By Jan Little
Gardeners wear many hats. Over time as you garden, you pick up a wide range of other skills and knowledge. So you are a gardener, but you learn a little about arboriculture as you prune your trees, a little about agriculture as you expand your vegetable garden, and a smattering of entomology as you try to figure out what is chewing on various plants.
But from time to time all gardeners get stumped—a problem occurs that you have never seen before, or you see a plant and cannot identify it, and the internet doesn’t have a definitive answer for either situation.
Not to worry—there are considerable resources available to Durham gardeners.
Duke Gardens horticulturists lead programs in the Gardens throughout the year. Join us on the first Thursday of each month in the Blomquist Garden of Native Plants for a “Walk on the Wild Side” program focusing on the ecology of North Carolina. For gardeners seeking a new perspective, the “Color and Plant Combinations” program in the Terraces and Historic Gardens will give you a fresh menu of garden plants and ideas. For a global view, try the “Autumn in the Arboretum” program to learn more about Asian plants useful in North Carolina and enjoy the colorful fall display.

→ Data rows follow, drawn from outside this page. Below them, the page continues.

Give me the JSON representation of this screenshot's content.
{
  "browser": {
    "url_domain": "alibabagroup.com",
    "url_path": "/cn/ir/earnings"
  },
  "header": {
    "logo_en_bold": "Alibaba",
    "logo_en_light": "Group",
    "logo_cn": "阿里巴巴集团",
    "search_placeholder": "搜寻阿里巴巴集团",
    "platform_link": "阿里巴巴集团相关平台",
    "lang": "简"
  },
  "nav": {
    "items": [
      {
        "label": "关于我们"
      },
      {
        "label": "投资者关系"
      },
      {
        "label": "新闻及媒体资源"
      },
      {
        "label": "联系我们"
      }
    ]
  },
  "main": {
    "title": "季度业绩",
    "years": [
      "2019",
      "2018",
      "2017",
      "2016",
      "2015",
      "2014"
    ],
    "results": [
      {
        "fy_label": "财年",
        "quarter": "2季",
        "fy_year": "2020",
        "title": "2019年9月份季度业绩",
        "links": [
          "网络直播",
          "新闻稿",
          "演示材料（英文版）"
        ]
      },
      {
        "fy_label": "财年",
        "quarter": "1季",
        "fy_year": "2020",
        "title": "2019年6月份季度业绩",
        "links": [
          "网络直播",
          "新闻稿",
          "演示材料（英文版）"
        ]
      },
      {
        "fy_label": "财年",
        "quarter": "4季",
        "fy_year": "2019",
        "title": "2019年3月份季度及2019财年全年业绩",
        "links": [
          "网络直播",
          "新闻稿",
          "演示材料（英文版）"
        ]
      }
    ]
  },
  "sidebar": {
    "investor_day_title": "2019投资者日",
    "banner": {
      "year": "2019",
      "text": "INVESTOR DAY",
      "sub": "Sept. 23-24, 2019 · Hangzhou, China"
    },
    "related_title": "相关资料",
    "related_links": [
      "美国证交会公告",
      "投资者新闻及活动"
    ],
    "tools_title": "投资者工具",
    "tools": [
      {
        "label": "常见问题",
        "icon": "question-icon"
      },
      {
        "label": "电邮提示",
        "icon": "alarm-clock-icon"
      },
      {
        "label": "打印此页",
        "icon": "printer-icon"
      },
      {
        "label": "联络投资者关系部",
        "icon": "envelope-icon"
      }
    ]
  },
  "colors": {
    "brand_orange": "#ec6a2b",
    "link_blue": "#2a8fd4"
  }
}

Durham County Extension Master Gardeners can help you with problem solving. These gardeners are extremely knowledgeable and happy to assist you in identifying plants, weeds and insects, or learning how to help an ailing plant. Master Gardener Lynne Nelson coordinates their schedules and reports that they have answered hundreds of gardening questions at Duke Gardens this year. The Master Gardeners are in the Charlotte Brody Discovery Garden on Tuesdays and Saturdays and in the Terraces Gardens on Wednesdays. They also present lectures and seminars about gardening topics throughout the year.
For orchid enthusiasts the Triangle Orchid Society meets at the Gardens every month with displays and presentations to expand your orchid knowledge.
Nature photographers meet monthly at Duke Gardens to share and review images and teach each other (or learn from visiting experts) about techniques and tools. See their Facebook page for more information.
Additionally the Durham Beekeepers Club meets here to discuss working with bees in the garden.
Even just a walk through Duke Gardens can assist you with your own garden.
Duke Gardens is a living laboratory of beautiful plants and combinations. Here you can see specific garden styles and types, and examples of how to manage drainage, water and soil problems. Volunteers and staff work throughout the Gardens each weekday and are happy to answer questions.
Stroll around the Gardens to see mature plantings. You may finally find that plant for a special spot in your garden. You will also begin to understand which plants thrive in sun or shade, or in dry or wet situations.
For information about all the events and assistance available at Sarah P. Duke Gardens please go to the calendar listings page at gardens.duke.edu.
Sarah P. Duke Gardens creates and nurtures an environment in the heart of Duke University for learning, inspiration and enjoyment through excellence in horticulture. The Gardens receives roughly half of its operating budget from Duke University. The rest comes from people like you, who value all that this public botanic garden has to offer. Duke Gardens is at 420 Anderson St.
Columnist Jan Little is Duke Gardens’ director of education and public programs. For information about Gardens programs, please go to gardens.duke.edu. This column first appeared in the Durham Herald-Sun.